%31 - RecentReadLatencyMicros (double, r)
%32 - RecentSSTablesPerReadHistogram ([J, r)
%33 - RecentWriteLatencyHistogramMicros ([J, r)
%34 - RecentWriteLatencyMicros (double, r)
%35 - SSTableCountPerLevel ([I, r)
%36 - SSTablesPerReadHistogram ([J, r)
%37 - TombstonesPerSlice (double, r)
%38 - TotalDiskSpaceUsed (long, r)
%39 - TotalReadLatencyMicros (long, r)
%40 - TotalWriteLatencyMicros (long, r)
%41 - UnleveledSSTables (int, r)
%42 - WriteCount (long, r)
# operations
%0 - long estimateKeys()
%1 - void forceMajorCompaction()
%2 - java.util.List getSSTablesForKey(java.lang.String p1)
%3 - void loadNewSSTables()
%4 - void setCompactionThresholds(int p1,int p2)
#there's no notifications
$>get WriteCount
#mbean = org.apache.cassandra.db:columnfamily=IndexInfo,keyspace=system,type=ColumnFamilies:
WriteCount = 0;
$>get TotalDiskSpaceUsed
#mbean = org.apache.cassandra.db:columnfamily=IndexInfo,keyspace=system,type=ColumnFamilies:
TotalDiskSpaceUsed = 9437;

So, a brief explanation on what I have just done. To start, you will need to run the Jmxterm from a terminal. To understand what commands it has and what can you use for, simply issued command help. In order to inspect, you will need to open a connection to the jvm. Once a connection is established, you get do all sort of operations and in this example, I'm connected to cassandra and inspect on its bean org.apache.cassandra.db:columnfamily=IndexInfo,keyspace=system,type=ColumnFamilies and get the WriteCount and TotalDiskSpaceUsed statistics.

That's all folks! Hope you get an idea on what it does and where it is applicable to you.


  1. [...] Because the topic will grow huge, hence, we will focus on a specific metric. This article gonna inspect the metric exposed by the jmx beans. In order to inspect the jmx metrics, you will need a jmx client. There is a gui jmx client that comes with the jdk, that is jconsole. Because nature of this article, I would suggest you go for cli jmx client, for example jmxterm.
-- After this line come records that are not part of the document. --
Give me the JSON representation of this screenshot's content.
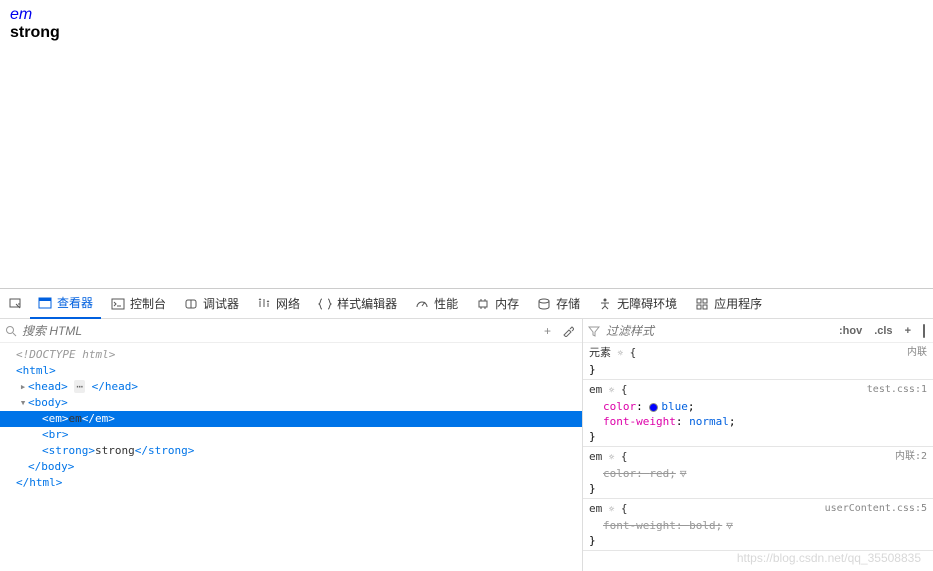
{
  "page": {
    "em_text": "em",
    "strong_text": "strong"
  },
  "tabs": {
    "inspector": "查看器",
    "console": "控制台",
    "debugger": "调试器",
    "network": "网络",
    "style_editor": "样式编辑器",
    "performance": "性能",
    "memory": "内存",
    "storage": "存储",
    "accessibility": "无障碍环境",
    "application": "应用程序"
  },
  "dom": {
    "search_placeholder": "搜索 HTML",
    "doctype": "<!DOCTYPE html>",
    "html_open": "<html>",
    "head_open": "<head>",
    "head_close": "</head>",
    "body_open": "<body>",
    "em_open": "<em>",
    "em_text": "em",
    "em_close": "</em>",
    "br": "<br>",
    "strong_open": "<strong>",
    "strong_text": "strong",
    "strong_close": "</strong>",
    "body_close": "</body>",
    "html_close": "</html>",
    "ellipsis": "⋯"
  },
  "styles": {
    "filter_placeholder": "过滤样式",
    "hov": ":hov",
    "cls": ".cls",
    "element_label": "元素",
    "brace_open": "{",
    "brace_close": "}",
    "rules": [
      {
        "selector": "em",
        "src": "test.css:1",
        "props": [
          {
            "name": "color",
            "value": "blue",
            "swatch": true,
            "strike": false
          },
          {
            "name": "font-weight",
            "value": "normal",
            "strike": false
          }
        ]
      },
      {
        "selector": "em",
        "src": "内联:2",
        "props": [
          {
            "name": "color",
            "value": "red",
            "strike": true,
            "funnel": true
          }
        ]
      },
      {
        "selector": "em",
        "src": "userContent.css:5",
        "props": [
          {
            "name": "font-weight",
            "value": "bold",
            "strike": true,
            "funnel": true
          }
        ]
      }
    ],
    "inline_label": "内联"
  },
  "watermark": "https://blog.csdn.net/qq_35508835"
}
You can read introduction of jmxterm here. [...]

  2. Very energetic article, I enjoyed that bit. Will there be a part 2?

  3. Hey very interesting blog!